Fifth graders from the Farragut School, a participant in the Gardner School Partnership Program, along with seniors from the Peterborough Senior Center, worked with Bankemper to imagine what a garden focused on healing plants might contain. Following a discussion about the healing properties of herbs, Bankemper asked participants to do additional plant research and to record their findings in their own garden diaries. Over the fall and winter, the students and seniors made several visits to the Gardner where they toured the greenhouses with the Museum’s gardeners and learned about plant care. Students sketched in the Courtyard, embossed their sketches in foil, and mounted them to use as covers for their diaries. In the first weeks of March 2000, the class used their research to choose 13 herbs to start from seed in the classroom: anise, catnip, celery, chamomile, comfrey, daisy, echinacea, flax, hyssop, lavender, lemon balm, peppermint, and thyme.
Bankemper returned in April and May to install her exhibition, A Gardener’s Diary in the Museum’s Special Exhibition Gallery, and to work with the multigenerational group on the Healing Garden. They planted the herbs they had started from seed in a central body-shape and surrounding raised beds. During the Farragut Family night in June, the students’ garden diaries were displayed and students discussed their experiences working on the project with visitors. The public was then invited to use and enjoy the Healing Garden in the Fenway Victory Gardens as an extension of Bankemper’s exhibition at the Museum. As a regular unit in the Farragut curriculum, the Healing Garden was maintained by Pat Keyo’s fifth graders, seniors from the Peterborough Senior Center, and Museum staff volunteers until 2006.
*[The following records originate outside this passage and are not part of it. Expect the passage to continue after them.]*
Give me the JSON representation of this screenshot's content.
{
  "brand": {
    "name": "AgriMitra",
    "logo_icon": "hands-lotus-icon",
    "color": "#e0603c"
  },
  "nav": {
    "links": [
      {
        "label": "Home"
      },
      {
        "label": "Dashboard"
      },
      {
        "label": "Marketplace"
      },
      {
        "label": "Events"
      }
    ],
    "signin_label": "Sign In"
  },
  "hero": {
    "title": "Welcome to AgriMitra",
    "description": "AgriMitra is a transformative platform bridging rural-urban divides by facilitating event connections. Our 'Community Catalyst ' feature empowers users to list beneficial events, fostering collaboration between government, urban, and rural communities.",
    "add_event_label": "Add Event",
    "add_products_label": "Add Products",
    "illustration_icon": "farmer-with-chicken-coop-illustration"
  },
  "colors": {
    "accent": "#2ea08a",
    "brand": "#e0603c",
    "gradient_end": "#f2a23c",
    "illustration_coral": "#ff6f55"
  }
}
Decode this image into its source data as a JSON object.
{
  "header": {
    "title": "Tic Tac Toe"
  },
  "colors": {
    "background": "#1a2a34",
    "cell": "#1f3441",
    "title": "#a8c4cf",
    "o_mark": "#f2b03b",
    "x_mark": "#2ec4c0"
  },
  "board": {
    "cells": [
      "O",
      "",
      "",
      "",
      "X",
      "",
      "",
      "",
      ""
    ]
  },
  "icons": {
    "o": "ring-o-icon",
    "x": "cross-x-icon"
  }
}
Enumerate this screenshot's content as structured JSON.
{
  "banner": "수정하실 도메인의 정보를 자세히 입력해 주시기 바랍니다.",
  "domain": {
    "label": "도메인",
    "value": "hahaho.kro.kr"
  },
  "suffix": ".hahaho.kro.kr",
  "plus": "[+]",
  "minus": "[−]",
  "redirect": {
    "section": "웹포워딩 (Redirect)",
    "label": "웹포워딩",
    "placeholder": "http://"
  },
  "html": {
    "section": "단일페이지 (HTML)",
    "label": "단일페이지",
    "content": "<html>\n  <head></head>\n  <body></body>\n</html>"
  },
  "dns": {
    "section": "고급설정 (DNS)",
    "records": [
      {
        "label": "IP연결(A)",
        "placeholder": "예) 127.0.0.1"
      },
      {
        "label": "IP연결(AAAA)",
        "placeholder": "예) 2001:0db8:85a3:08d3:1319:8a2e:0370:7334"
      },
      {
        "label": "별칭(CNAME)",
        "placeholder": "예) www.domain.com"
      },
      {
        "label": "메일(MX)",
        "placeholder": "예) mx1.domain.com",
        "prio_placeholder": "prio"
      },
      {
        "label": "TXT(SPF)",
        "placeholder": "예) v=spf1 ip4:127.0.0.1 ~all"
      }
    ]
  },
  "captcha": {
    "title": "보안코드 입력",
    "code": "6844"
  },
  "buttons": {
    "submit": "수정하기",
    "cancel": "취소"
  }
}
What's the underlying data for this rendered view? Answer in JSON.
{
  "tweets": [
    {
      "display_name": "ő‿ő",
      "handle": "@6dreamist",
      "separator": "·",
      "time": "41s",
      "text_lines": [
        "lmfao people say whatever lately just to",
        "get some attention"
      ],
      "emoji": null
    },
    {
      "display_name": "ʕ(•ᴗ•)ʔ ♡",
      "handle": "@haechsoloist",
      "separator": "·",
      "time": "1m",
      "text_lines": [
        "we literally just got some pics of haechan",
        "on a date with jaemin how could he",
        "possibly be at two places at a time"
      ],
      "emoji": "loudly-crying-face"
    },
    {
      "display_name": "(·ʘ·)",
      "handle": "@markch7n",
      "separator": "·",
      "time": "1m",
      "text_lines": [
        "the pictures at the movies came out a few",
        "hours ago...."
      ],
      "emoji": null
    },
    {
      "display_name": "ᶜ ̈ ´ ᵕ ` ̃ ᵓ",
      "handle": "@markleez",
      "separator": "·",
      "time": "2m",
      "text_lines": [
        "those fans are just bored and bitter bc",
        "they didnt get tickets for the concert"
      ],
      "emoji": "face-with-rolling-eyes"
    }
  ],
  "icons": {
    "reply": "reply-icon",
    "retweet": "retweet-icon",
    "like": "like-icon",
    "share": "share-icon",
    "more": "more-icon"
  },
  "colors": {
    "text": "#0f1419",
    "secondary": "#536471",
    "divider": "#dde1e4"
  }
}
In 2008, Bankemper founded the Black Meadow Barn on a 150-year-old farm located in the Hudson Valley, NY. The Barn is a place where "horticulture and culture meet." Sustainable farming is both practical and practiced. She continues to cultivate gardens, ceramics, and "conversations" at the Black Meadow Barn, often including visual artists, farmers, and culinary experts.
Joan Bankemper has received awards from the Sugarman Foundation and the National Endowment for the Arts, and in 2010 was named the first recipient of the McColl Center of Visual Arts’ Gabi Award. She is represented by Nancy Hoffman Gallery in New York. Bankemper has shown with Creative Time, the New Museum, White Columns, and the Hirshhorn Museum.